On October 19, The Moscow Times reported that Russia had set a new record for COVID-19 fatalities: daily death counts of more than 1,000. Severely sick patients began overwhelming many hospitals. And President Vladimir Putin ordered Russians to take a week off work to stave off the surge in cases nationwide.
Ironically, Russia was the first country to announce a COVID-19 vaccine, known as Sputnik V, in August 2020. But one year after the vaccine’s rollout, which had Putin’s backing, only 19 percent of the population had been fully vaccinated with the two required doses. The figure now stands at only about 35 percent.
Putin may be partly to blame. He touted Sputnik V at the release as being safe and effective even though large-scale clinical trials hadn't begun. His claims met skepticism from some Russian medical authorities who urged Russia’s Ministry of Health to revoke Sputnik V’s registration until after the large trials could be completed.
Responding to the news of record daily deaths and low vaccination rates, Russian presidential spokesman Dmitry Peskov acknowledged the persistence of vaccine hesitancy. But he denied that it was tied to Sputnik V or any specific vaccine.
“This vaccinophobia, which some citizens have, is not related to vaccine brands at all,” he said.
Peskov’s statement is misleading.
In addition to the early Russian skepticism, Sputnik V has yet to gain full international acceptance despite evidence suggesting it is safe and effective.
Independent polling among Russians has shown great resistance to vaccination regardless of brand. In March, Reuters reported more than 60 percent of Russians in a Levada Center survey said they didn’t want Sputnik V. Most cited side effects as the reason. About 64 percent said they thought the coronavirus was made as a bioweapon.
By comparison, the Levada Center found that 69 percent of Russian doctors and medical specialists trusted Sputnik V as safe and effective.

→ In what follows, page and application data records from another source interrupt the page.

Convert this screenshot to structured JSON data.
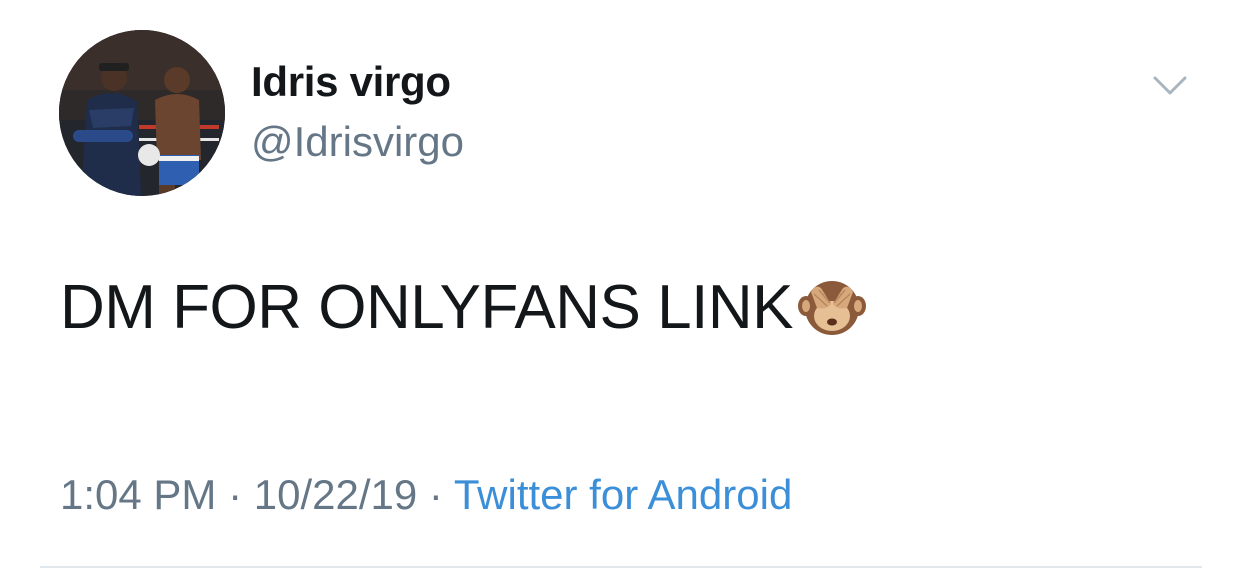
{
  "tweet": {
    "author": {
      "display_name": "Idris virgo",
      "handle": "@Idrisvirgo",
      "avatar": "boxing-photo-avatar"
    },
    "text": "DM FOR ONLYFANS LINK",
    "emoji": "see-no-evil-monkey",
    "meta": {
      "time": "1:04 PM",
      "separator": " · ",
      "date": "10/22/19",
      "source": "Twitter for Android"
    },
    "menu_icon": "chevron-down-icon"
  },
  "colors": {
    "text_primary": "#14171a",
    "text_secondary": "#657786",
    "link": "#3b8ed8",
    "divider": "#e1e8ed"
  }
}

There are a few other vaccinophobia factors to consider.
First, Russians have not had much choice. Authorities had earlier stopped foreign vaccine imports. A campaign in state-sponsored media also cast doubt on the efficacy and safety of foreign vaccines, particularly those from the U.S. Pfizer-BioNTech collaboration and the U.K.’s AstraZeneca.
There is evidence that Russians who can afford to do so are traveling outside to acquire Western vaccines. The Associated Press reported that Russians have been making trips to Serbia, a non-European Union country, to get the Pfizer-BioNTech shots and others.
Russian travel agencies arranged vaccine package tours. Some Russians interviewed said they wanted a foreign vaccine to be able to travel more widely.
About 50 countries are now open to travelers inoculated with approved vaccines, though not all approved vaccines are accepted in some countries. That and other inconsistent policies have created confusion for travelers, The New York Times reported.
Writing in July for Foreign Policy, Alexey Kovalev, investigative editor at the independent Russian publication Meduza, said the government simply blew its COVID-19 response.
“Despite having access to the brain power and resources of one of the most technologically advanced nations in the world, Russian authorities have repeatedly squandered almost every chance to beat the pandemic,” Kovalev said.
“Their massive, bloated propaganda apparatus failed to do the one job it was designed for: Get the message out. Instead, the pandemic has exacerbated the crisis of trust between the Russian government and citizens.”